The Stratford Beacon Herald
By LAURA CUDWORTH , STAFF REPORTER
Rural residents who oppose wind turbines aren’t buying a report that says the sound they create poses no direct health risks.
The study was conducted by noise, vibration and acoustics experts Howe Gastmeier Chapnick Ltd., which looked at more than 100 reports from Ontario, Alberta and countries around the world, the Ministry of the Environment says.
That didn’t impress Tom Melady, a member of HEAT (Huron East Against Turbines) and WEPAT (West and East Perth Against Turbines).
“The consultants doing the literature review’ cherry-picked the articles that they reviewed, that is to say of all the articles that they reviewed, they did not find any health problems. However, they did not review all the literature,” Melady said in an e-mail.
He cites several other studies that conclude the low-frequency noise from wind turbines does cause health problems including stress and high blood pressure.
However, Environment Minister Jim Bradley heralded the report as proof government standards are adequate when it comes to safety.
“Our priority is to develop renewable energy in a way that protects Ontarians. This report finds that we are on the right track by taking a cautious approach when setting standards for wind turbine setbacks and sound limits,” he’s quoted as saying on the ministry website.
The minimum setback is currently 550 metres from any residence, school or church with a sound limit of 40 decibels.
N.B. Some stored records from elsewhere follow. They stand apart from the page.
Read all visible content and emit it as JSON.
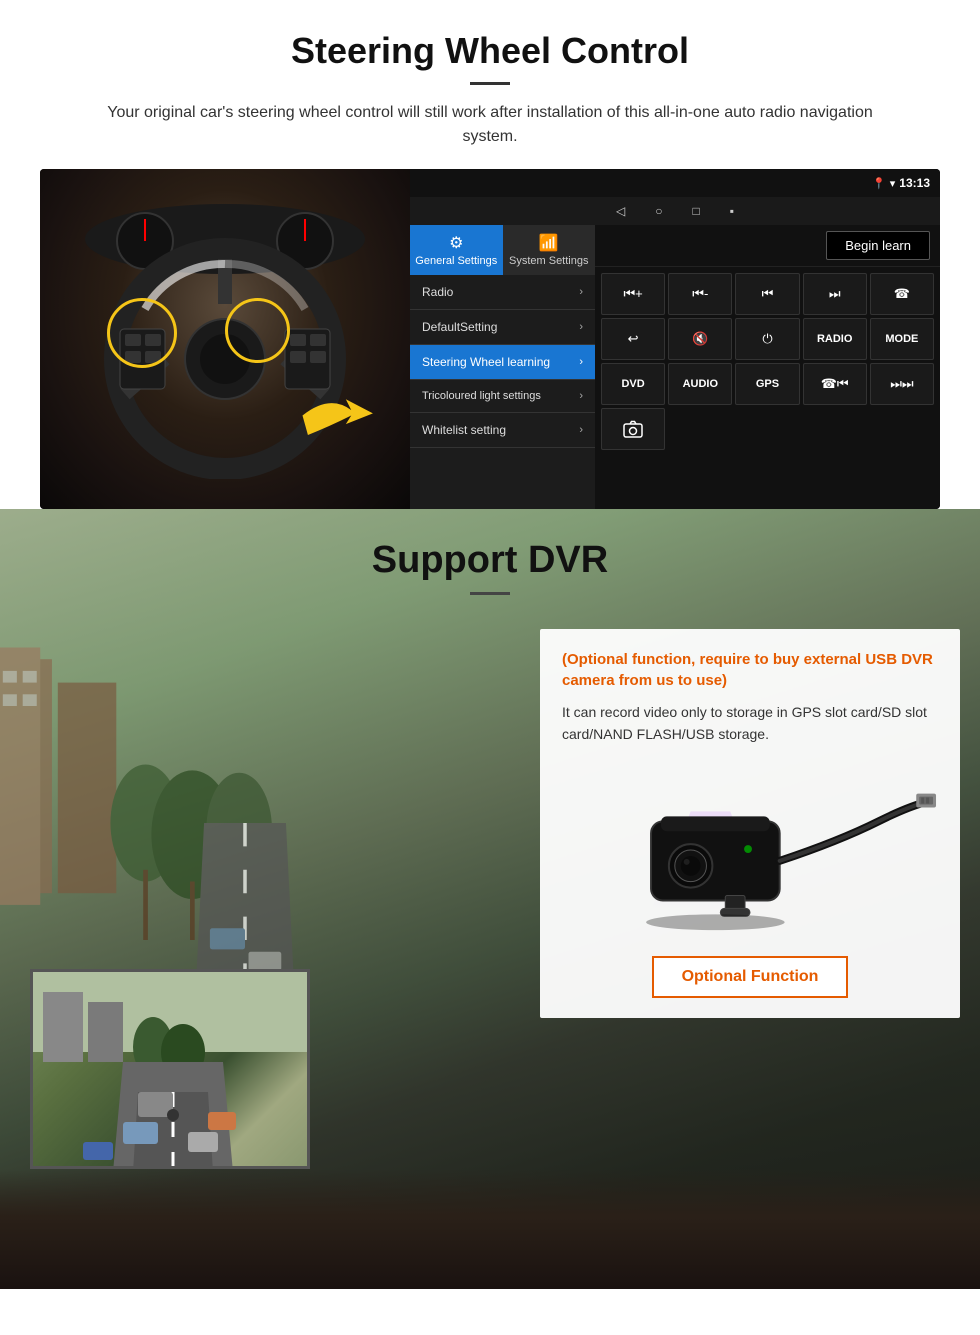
{
  "steering_section": {
    "title": "Steering Wheel Control",
    "subtitle": "Your original car's steering wheel control will still work after installation of this all-in-one auto radio navigation system.",
    "statusbar": {
      "time": "13:13",
      "wifi_icon": "▾",
      "signal_icon": "▾"
    },
    "tabs": {
      "general": "General Settings",
      "system": "System Settings"
    },
    "menu_items": [
      {
        "label": "Radio",
        "active": false
      },
      {
        "label": "DefaultSetting",
        "active": false
      },
      {
        "label": "Steering Wheel learning",
        "active": true
      },
      {
        "label": "Tricoloured light settings",
        "active": false
      },
      {
        "label": "Whitelist setting",
        "active": false
      }
    ],
    "begin_learn_label": "Begin learn",
    "control_buttons": [
      {
        "icon": "⏮+",
        "type": "icon"
      },
      {
        "icon": "⏮-",
        "type": "icon"
      },
      {
        "icon": "⏮",
        "type": "icon"
      },
      {
        "icon": "⏭",
        "type": "icon"
      },
      {
        "icon": "☎",
        "type": "icon"
      },
      {
        "icon": "↩",
        "type": "icon"
      },
      {
        "icon": "🔇",
        "type": "icon"
      },
      {
        "icon": "⏻",
        "type": "icon"
      },
      {
        "icon": "RADIO",
        "type": "text"
      },
      {
        "icon": "MODE",
        "type": "text"
      },
      {
        "icon": "DVD",
        "type": "text"
      },
      {
        "icon": "AUDIO",
        "type": "text"
      },
      {
        "icon": "GPS",
        "type": "text"
      },
      {
        "icon": "☎⏮",
        "type": "icon"
      },
      {
        "icon": "⏭⏭",
        "type": "icon"
      },
      {
        "icon": "📷",
        "type": "icon"
      }
    ]
  },
  "dvr_section": {
    "title": "Support DVR",
    "optional_text": "(Optional function, require to buy external USB DVR camera from us to use)",
    "description": "It can record video only to storage in GPS slot card/SD slot card/NAND FLASH/USB storage.",
    "optional_function_label": "Optional Function"
  }
}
Those limits conform to World Health Organization standards.
However, Melady argues the regulations are not stringent enough.
“The (government) in the article claims to have among the most stringent regulations in the world,’ yet we have proof that 27 other municipalities, provinces and states in North America have greater setbacks than Ontario,” Melady said.
He also stressed there’s no guarantee any wind turbine will conform to sound limitations at all times. He said a turbine might produce a certain amount of noise but as the wind force changes it may increase. In other words the noise never stays level.
“The (government) has also identified it does not have the capabilities to test for the sound produced by turbines — it cannot differentiate between ambient sound of the natural surrounding and the real sound of the turbine,” Melady said.
Melady also argued the language in the report is key.
“This article gets into an analysis of terms. Direct health effects’ means struck by a blade or physically injured by some direct impact from a turbine. There is indirect’ health effects whereas the vibration of the rotating blade passing by the hollow vertical tube causes a low-frequency noise which causes the vertigo, tinnitus (ringing in the ear), high blood pressure. So (the) article is correct, there are not direct but lots of indirect effects,” Melady said.
The provincial government has pledged to phase out coal fired electricity by 2014 and increase wind, solar and biomass production.